About this task
Look through the records below, and copy out every line that holds the string "Bases".

Items listed in a dataset

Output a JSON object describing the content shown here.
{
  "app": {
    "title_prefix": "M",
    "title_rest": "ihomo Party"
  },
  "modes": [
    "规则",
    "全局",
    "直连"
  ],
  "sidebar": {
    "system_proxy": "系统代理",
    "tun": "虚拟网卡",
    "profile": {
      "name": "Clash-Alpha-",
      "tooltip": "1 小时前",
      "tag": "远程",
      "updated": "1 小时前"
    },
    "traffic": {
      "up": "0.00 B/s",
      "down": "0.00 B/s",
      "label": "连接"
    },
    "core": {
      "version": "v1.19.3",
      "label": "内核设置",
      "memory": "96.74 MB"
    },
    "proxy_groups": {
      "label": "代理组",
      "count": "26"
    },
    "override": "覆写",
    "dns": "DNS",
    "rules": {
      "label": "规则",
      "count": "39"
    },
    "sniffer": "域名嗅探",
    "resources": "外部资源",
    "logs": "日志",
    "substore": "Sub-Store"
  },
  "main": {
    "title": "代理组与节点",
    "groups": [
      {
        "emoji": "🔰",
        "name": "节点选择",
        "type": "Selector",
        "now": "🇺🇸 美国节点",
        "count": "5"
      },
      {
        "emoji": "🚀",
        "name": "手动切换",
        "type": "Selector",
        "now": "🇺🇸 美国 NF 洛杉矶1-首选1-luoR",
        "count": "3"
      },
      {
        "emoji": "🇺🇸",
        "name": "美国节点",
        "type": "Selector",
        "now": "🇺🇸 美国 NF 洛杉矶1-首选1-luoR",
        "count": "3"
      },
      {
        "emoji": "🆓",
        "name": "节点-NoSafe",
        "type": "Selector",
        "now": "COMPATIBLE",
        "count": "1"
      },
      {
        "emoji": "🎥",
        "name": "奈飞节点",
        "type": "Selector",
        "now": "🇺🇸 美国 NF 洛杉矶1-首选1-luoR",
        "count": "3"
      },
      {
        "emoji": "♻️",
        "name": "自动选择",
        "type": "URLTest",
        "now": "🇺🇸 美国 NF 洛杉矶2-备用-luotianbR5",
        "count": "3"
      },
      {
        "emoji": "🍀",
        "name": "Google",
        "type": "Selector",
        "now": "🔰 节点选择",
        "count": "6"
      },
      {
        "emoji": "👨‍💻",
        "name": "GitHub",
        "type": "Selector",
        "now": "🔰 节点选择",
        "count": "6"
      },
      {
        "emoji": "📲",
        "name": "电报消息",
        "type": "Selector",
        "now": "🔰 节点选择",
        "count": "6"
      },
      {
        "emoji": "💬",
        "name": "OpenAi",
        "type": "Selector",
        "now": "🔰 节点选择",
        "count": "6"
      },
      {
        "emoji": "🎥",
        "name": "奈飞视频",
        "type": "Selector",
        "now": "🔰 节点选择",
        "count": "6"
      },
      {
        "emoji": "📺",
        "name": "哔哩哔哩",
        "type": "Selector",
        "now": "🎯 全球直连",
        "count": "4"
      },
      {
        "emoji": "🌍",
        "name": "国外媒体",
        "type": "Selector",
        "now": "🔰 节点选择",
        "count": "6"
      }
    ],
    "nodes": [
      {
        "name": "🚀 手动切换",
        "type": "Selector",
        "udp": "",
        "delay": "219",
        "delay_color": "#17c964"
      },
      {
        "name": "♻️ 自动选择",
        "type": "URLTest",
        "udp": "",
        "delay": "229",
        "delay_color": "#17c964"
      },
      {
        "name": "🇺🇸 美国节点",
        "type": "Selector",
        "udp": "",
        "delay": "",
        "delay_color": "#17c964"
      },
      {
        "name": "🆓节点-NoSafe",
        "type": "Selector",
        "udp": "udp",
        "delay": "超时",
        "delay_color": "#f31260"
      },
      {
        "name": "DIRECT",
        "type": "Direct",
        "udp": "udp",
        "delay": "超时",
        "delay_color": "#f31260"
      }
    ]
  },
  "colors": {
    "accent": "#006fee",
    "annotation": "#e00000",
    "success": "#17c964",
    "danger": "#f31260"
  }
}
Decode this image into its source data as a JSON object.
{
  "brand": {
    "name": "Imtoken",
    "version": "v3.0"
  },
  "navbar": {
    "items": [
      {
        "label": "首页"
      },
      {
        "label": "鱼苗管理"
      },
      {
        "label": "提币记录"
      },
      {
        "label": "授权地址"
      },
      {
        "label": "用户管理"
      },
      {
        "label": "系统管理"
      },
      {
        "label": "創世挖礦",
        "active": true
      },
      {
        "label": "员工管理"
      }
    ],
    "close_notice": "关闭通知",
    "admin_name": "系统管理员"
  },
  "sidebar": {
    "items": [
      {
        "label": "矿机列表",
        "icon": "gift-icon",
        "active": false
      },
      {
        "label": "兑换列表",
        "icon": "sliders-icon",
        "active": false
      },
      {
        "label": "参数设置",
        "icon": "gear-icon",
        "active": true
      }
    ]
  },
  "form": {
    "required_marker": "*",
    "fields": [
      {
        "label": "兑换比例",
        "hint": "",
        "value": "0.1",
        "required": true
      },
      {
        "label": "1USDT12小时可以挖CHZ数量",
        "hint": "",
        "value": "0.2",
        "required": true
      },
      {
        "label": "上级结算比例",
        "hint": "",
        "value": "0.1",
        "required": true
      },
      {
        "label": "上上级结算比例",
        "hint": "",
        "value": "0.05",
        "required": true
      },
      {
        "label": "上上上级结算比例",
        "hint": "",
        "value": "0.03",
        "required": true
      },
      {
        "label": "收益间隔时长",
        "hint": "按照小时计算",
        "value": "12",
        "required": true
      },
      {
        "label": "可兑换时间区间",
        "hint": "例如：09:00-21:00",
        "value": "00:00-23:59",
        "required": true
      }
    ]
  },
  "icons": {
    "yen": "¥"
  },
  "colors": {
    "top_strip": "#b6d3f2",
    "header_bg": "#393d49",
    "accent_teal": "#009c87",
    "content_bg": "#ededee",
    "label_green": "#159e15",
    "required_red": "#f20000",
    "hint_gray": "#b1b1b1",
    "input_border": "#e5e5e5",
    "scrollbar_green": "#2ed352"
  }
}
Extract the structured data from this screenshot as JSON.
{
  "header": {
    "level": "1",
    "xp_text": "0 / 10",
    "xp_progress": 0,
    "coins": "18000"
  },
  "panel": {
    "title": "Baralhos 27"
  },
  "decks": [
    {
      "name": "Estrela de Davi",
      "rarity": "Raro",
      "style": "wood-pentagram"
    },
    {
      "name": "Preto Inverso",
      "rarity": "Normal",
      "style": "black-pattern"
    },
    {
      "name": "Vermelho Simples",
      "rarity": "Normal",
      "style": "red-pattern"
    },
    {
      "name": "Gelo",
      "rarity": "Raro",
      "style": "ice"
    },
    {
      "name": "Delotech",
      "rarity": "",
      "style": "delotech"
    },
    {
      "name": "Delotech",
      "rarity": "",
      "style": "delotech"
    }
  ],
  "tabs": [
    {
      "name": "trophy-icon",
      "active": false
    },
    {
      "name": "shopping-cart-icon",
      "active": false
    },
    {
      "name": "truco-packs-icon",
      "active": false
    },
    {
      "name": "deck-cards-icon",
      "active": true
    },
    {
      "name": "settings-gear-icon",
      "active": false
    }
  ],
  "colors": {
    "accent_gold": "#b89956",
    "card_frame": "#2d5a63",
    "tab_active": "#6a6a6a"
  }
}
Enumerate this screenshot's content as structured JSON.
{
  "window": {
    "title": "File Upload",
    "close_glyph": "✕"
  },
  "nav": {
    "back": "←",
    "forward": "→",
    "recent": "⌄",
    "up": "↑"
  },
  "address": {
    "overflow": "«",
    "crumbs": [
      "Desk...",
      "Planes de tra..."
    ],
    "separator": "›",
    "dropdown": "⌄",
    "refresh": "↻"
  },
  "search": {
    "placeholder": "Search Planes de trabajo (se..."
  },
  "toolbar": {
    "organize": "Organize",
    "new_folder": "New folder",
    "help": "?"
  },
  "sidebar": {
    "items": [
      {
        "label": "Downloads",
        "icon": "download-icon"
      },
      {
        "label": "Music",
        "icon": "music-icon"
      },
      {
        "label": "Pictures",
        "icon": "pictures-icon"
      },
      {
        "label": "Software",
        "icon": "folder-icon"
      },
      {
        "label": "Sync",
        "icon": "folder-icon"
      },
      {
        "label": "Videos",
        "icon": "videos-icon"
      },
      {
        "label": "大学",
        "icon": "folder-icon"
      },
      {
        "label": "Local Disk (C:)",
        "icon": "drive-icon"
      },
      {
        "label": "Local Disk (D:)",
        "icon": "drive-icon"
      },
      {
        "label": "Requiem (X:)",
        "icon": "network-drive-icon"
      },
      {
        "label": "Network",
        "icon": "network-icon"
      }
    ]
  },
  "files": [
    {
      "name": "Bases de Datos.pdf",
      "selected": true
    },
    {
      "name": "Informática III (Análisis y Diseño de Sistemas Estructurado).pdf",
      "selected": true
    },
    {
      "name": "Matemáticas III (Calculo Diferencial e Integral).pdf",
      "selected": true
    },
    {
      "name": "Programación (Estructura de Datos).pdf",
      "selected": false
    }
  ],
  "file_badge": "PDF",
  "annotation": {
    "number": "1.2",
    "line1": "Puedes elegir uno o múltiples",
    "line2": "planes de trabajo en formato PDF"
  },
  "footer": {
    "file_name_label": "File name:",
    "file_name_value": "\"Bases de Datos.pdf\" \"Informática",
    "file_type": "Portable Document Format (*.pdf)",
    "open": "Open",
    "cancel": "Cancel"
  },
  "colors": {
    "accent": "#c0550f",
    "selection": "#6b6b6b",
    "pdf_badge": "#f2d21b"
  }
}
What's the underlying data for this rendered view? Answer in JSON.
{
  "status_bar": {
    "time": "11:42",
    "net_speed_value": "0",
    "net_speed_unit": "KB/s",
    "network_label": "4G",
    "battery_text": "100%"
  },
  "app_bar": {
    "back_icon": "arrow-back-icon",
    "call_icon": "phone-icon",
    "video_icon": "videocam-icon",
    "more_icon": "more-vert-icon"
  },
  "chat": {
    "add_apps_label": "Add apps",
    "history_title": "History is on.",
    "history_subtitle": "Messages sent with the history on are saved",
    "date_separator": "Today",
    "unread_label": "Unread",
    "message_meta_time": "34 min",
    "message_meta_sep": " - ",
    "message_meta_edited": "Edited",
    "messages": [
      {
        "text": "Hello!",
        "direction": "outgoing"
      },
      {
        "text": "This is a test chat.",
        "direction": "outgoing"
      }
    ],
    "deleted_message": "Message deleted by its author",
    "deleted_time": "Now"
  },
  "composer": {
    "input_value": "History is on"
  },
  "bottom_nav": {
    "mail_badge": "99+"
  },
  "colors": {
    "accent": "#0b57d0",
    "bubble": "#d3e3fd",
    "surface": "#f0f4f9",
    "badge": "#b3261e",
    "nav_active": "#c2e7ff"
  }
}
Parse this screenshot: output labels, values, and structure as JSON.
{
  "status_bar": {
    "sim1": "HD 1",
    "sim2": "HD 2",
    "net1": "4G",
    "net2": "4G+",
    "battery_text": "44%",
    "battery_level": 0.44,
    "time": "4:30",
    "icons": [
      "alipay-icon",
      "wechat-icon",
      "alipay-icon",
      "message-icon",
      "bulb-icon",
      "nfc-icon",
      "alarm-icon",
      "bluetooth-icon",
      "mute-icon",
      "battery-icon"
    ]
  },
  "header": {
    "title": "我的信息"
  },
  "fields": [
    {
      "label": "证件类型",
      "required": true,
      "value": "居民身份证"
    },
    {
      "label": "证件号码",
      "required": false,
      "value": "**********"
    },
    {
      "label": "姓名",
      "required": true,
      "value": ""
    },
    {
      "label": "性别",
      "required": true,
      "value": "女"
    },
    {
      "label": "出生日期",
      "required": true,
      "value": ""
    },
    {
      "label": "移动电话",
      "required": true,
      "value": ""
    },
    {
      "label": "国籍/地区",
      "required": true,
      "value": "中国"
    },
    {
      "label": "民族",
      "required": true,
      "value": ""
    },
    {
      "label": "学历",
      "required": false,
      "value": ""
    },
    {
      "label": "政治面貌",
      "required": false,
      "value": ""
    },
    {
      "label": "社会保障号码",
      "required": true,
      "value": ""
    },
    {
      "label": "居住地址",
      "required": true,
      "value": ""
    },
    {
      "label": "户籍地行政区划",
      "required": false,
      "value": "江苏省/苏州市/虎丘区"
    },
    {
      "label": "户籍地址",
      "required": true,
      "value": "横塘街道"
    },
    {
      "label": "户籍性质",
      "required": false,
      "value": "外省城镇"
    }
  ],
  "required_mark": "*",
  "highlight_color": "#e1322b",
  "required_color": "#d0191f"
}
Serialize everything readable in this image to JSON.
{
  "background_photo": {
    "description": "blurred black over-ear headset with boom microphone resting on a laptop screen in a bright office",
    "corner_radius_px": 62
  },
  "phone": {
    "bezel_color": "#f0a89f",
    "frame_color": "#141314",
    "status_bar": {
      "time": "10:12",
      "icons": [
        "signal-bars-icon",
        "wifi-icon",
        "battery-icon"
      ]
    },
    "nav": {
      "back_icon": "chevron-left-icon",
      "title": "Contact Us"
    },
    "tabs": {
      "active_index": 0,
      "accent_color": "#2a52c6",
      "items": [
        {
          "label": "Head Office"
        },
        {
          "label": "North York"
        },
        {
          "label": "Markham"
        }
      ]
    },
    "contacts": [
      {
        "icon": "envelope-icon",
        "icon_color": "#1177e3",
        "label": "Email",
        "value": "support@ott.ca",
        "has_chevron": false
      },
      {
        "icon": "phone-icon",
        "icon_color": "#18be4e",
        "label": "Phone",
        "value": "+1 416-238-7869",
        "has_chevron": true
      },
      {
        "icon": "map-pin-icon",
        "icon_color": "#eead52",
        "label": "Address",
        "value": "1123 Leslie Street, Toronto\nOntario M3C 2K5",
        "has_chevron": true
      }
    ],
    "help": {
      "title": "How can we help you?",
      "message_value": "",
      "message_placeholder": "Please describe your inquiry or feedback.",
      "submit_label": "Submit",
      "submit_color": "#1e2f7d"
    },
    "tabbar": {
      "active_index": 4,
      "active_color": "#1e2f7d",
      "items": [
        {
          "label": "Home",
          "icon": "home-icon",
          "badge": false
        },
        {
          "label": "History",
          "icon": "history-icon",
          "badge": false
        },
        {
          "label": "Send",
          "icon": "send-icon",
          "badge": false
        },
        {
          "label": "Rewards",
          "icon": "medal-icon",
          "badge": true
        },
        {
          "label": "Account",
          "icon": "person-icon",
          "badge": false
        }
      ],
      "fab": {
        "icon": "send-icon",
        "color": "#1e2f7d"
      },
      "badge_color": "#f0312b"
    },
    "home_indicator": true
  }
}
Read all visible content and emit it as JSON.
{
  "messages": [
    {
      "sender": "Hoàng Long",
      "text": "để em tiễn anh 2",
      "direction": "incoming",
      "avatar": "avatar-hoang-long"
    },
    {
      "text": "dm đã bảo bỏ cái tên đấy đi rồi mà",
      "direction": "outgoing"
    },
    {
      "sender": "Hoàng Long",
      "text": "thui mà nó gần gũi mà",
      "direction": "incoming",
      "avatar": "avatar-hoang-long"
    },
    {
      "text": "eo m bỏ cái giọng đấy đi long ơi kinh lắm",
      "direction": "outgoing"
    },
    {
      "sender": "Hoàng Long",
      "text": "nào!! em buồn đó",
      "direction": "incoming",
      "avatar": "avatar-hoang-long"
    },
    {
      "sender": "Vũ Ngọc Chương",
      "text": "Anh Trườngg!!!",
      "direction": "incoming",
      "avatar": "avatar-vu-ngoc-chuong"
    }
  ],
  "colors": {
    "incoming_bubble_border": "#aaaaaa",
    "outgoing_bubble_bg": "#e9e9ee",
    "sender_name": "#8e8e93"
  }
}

Result of this exercise
      "name": "Bases de Datos.pdf",
    "file_name_value": "\"Bases de Datos.pdf\" \"Informática",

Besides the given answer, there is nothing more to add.